DIY Sandbox Adventure
Mid July Jeff had his tonsils out. He's been battling constant illness for a few years now, and after a variety of treatments (and other surgeries), we finally ended at a Tonsillectomy. It was awful, so much worse than we expected, but according to his surgeon, his tonsils were gross and truly had to come out. He's doing much better now, but it was a rough few weeks.
During all of this, Mumsy and I decided to build Gracie a sandbox...because we had nothing else going on. Feeling inspired by a friends DIY raised garden beds, we loaded up our Lowes cart, crossed our fingers and hoped for the best.
We lucked out and began this adventure on the same day the landscapers came. We dug some spray paint out of Jeff's workshop, roughly marked out the area and asked them to mow it down to bare dirt. We headed out to pick up our order, and by the time we got back it was all clear and ready for weed fabric!
Fun fact: you cant do curbside pick up of sand or rubber mulch. While Mumsy waited for them to load up our order, I dashed in the store to purchase what felt like thousands of pounds of sand and rubber mulch. One might say math is not our strong suit, and at 50lbs a bag I was confident I probably couldn't lift all the sand we need, so I settled for 9 bags. I about died. It was also like 1000% humidity that day, and I was wearing a mask. 1 out of 10, do not recommend. After loading up all the supplies we headed home for construction...after a snack break and about 2 gallons of water.
Once home the manual labor began...with our tiny assistant of course. We began by figuring out the placement of our sandbox and playhouse. I snuck into Jeff's workshop and used the one saw I know how to use to cut the boards in half. Of course Jeff heard the noise and came down to investigate. Let the record show, I could have done it all myself, but he insisted making the last cut himself (even though I'm pretty sure he was not supposed to be operating heavy machinery.)

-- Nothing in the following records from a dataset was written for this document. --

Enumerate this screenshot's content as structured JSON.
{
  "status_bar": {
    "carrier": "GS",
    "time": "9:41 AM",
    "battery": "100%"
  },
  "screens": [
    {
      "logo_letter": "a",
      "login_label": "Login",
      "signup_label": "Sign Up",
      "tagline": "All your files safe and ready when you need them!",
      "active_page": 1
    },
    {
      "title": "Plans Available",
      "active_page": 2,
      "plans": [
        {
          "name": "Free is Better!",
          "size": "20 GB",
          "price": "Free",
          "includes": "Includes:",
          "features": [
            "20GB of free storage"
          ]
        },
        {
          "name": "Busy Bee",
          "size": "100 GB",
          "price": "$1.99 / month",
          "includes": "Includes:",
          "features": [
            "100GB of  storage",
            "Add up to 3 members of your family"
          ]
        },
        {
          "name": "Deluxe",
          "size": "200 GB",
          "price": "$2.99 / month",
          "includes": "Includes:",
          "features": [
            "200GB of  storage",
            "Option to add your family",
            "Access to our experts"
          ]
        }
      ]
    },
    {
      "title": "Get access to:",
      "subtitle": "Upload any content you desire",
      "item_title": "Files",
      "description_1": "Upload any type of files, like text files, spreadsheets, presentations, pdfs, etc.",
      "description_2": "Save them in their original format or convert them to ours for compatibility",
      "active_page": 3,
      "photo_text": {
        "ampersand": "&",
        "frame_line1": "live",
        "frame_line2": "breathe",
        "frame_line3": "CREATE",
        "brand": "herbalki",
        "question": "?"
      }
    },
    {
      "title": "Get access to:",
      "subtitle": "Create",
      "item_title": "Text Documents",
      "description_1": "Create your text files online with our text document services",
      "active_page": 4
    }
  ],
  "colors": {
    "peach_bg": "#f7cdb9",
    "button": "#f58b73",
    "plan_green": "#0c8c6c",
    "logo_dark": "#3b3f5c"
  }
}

Once we settled on the placement, it was time to secure the corner blocks with rebar. Each corner block has 4 grooves for 2 x 6 boards and a center hole for a 1/2 inch piece of rebar. The section of our yard has a very slight slope and we wanted to be sure the blocks wouldn't move...or tumble down the hill below. We were really dreading this part, but Mumsy was able to easily hammer the rebar in place with a mallet.
Once the blocks were in place we were able to finish assembly. We installed the first course of wood to make sure everything was square. Before placing the second course we stapled an additional layer of weed block landscaping fabric directly to the wood. The wood we used was 2 x 6 ground contact lumber. We purchased 10 ft boards and cut each in half, resulting in a sandbox that is roughly 5 feet by 5 feet. We considered going smaller, and I do think a 4 X 4 sandbox would have been just fine, but she does appreciate having the extra space.

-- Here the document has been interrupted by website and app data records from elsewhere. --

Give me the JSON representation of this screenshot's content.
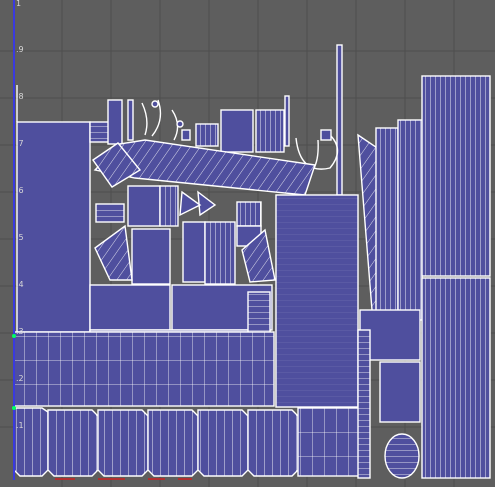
{
  "editor": {
    "colors": {
      "background": "#5e5e5e",
      "grid": "#4e4e4e",
      "island_fill": "#4f4f9e",
      "island_edge": "#ffffff",
      "v_axis": "#3a3adf",
      "u_axis": "#b03030",
      "selected_vertex": "#00ff66"
    },
    "v_ticks": [
      "1",
      ".9",
      ".8",
      ".7",
      ".6",
      ".5",
      ".4",
      ".3",
      ".2",
      ".1"
    ]
  }
}
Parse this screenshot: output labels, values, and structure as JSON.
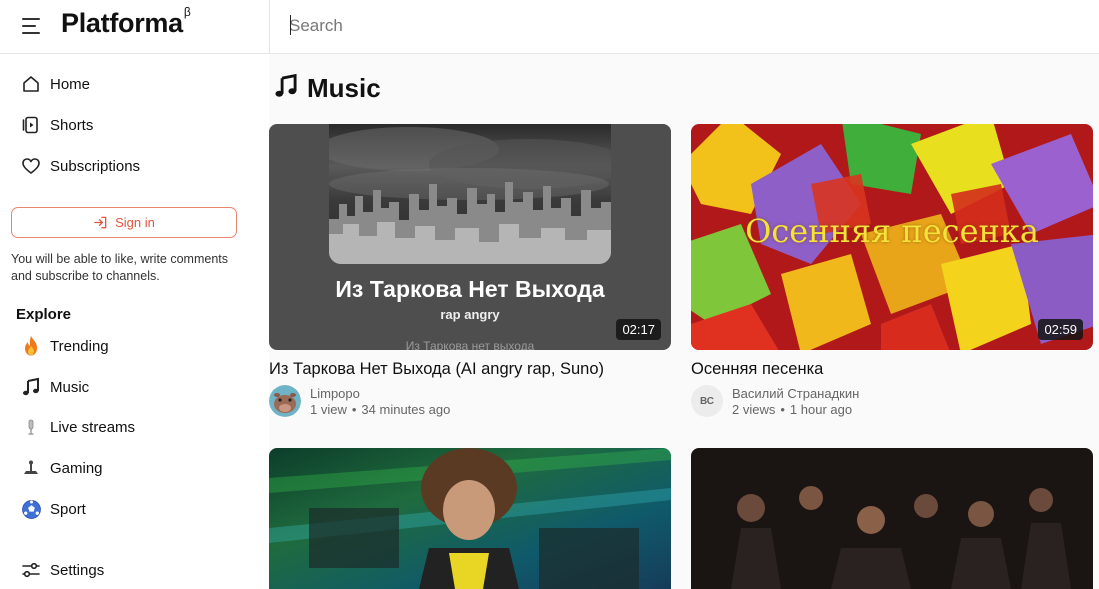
{
  "header": {
    "logo_text": "Platforma",
    "logo_superscript": "β",
    "search_placeholder": "Search"
  },
  "sidebar": {
    "nav": [
      {
        "label": "Home",
        "icon": "home-icon"
      },
      {
        "label": "Shorts",
        "icon": "shorts-icon"
      },
      {
        "label": "Subscriptions",
        "icon": "heart-icon"
      }
    ],
    "sign_in_label": "Sign in",
    "sign_in_note": "You will be able to like, write comments and subscribe to channels.",
    "explore_heading": "Explore",
    "explore": [
      {
        "label": "Trending",
        "icon": "fire-icon"
      },
      {
        "label": "Music",
        "icon": "music-note-icon"
      },
      {
        "label": "Live streams",
        "icon": "microphone-icon"
      },
      {
        "label": "Gaming",
        "icon": "joystick-icon"
      },
      {
        "label": "Sport",
        "icon": "soccer-ball-icon"
      }
    ],
    "settings_label": "Settings"
  },
  "main": {
    "page_title": "Music",
    "videos": [
      {
        "title": "Из Таркова Нет Выхода (AI angry rap, Suno)",
        "duration": "02:17",
        "channel": "Limpopo",
        "views": "1 view",
        "age": "34 minutes ago",
        "thumb_title": "Из Таркова Нет Выхода",
        "thumb_subtitle": "rap angry",
        "thumb_faded": "Из Таркова нет выхода"
      },
      {
        "title": "Осенняя песенка",
        "duration": "02:59",
        "channel": "Василий Странадкин",
        "channel_initials": "ВС",
        "views": "2 views",
        "age": "1 hour ago",
        "thumb_title": "Осенняя песенка"
      }
    ],
    "meta_separator": "•"
  },
  "colors": {
    "accent": "#e0553d",
    "text": "#111111",
    "muted": "#666666"
  }
}
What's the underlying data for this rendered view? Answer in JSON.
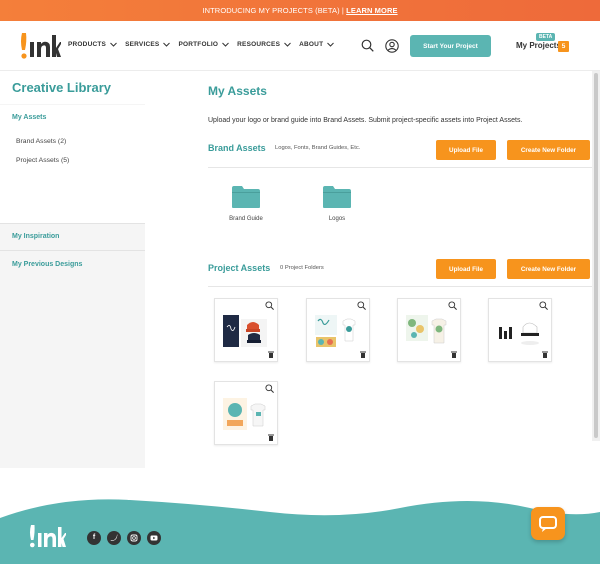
{
  "promo": {
    "text": "INTRODUCING MY PROJECTS (BETA) | ",
    "link": "LEARN MORE"
  },
  "nav": {
    "menu": [
      "PRODUCTS",
      "SERVICES",
      "PORTFOLIO",
      "RESOURCES",
      "ABOUT"
    ],
    "start_label": "Start Your Project",
    "my_projects_label": "My Projects",
    "beta_badge": "BETA",
    "project_count": "5"
  },
  "sidebar": {
    "title": "Creative Library",
    "my_assets": "My Assets",
    "brand_assets": "Brand Assets (2)",
    "project_assets": "Project Assets (5)",
    "my_inspiration": "My Inspiration",
    "previous_designs": "My Previous Designs"
  },
  "main": {
    "title": "My Assets",
    "intro": "Upload your logo or brand guide into Brand Assets. Submit project-specific assets into Project Assets.",
    "brand": {
      "title": "Brand Assets",
      "note": "Logos, Fonts, Brand Guides, Etc.",
      "upload": "Upload File",
      "create": "Create New Folder",
      "folders": [
        "Brand Guide",
        "Logos"
      ]
    },
    "project": {
      "title": "Project Assets",
      "note": "0 Project Folders",
      "upload": "Upload File",
      "create": "Create New Folder"
    }
  },
  "colors": {
    "teal": "#5bb5b2",
    "orange": "#f7941d",
    "dark": "#333333"
  }
}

With the sand in place it was time to begin the landscaping. We placed a small picket fence along one side to provide a clear delineation between the play space and the rest of the yard. We also chose to surround her sandbox with rubber mulch and the fence would help to keep this contained. In retrospect, we probably would have chosen a different type of fence, and in full disclosure, we are still whacking it in the ground every time it rains, but it works. Our hope is that the fence a long with the rubber mulch will help deter critters from playing in the box when we aren't out there, but we will likely also cover it.
Last up were the finishing details. We weren't originally planning on adding pavers, but after the first night of play, we decide the rubber mulch was a little pokey on the feet. We initially purchased 4 double sided pavers, but ultimately added 3 more. One was cut in half to finish off the space between the patio and the sand box, and 2 were added between the sandbox and the playhouse.
Finally, we decide to add a bit of whimsy with some faux flowers and pots (more rubber mulch). All of these were things we dug out of the garage or attic and totally unnecessary for the function of the play space- we just thought they were cute! I suppose we could have done real flowers, but this way Gracie can play freely, and no one has to worry about letting plants die!
In case you want to recreate this project at home you will need:
8 corner blocks
8 2x6x5 ground contact boards
A large roll of landscape fabric
4 pieces 1/2 rebar 18"-24" in length
20-30 bags of sand
A staple gun, brute strength and a mallet.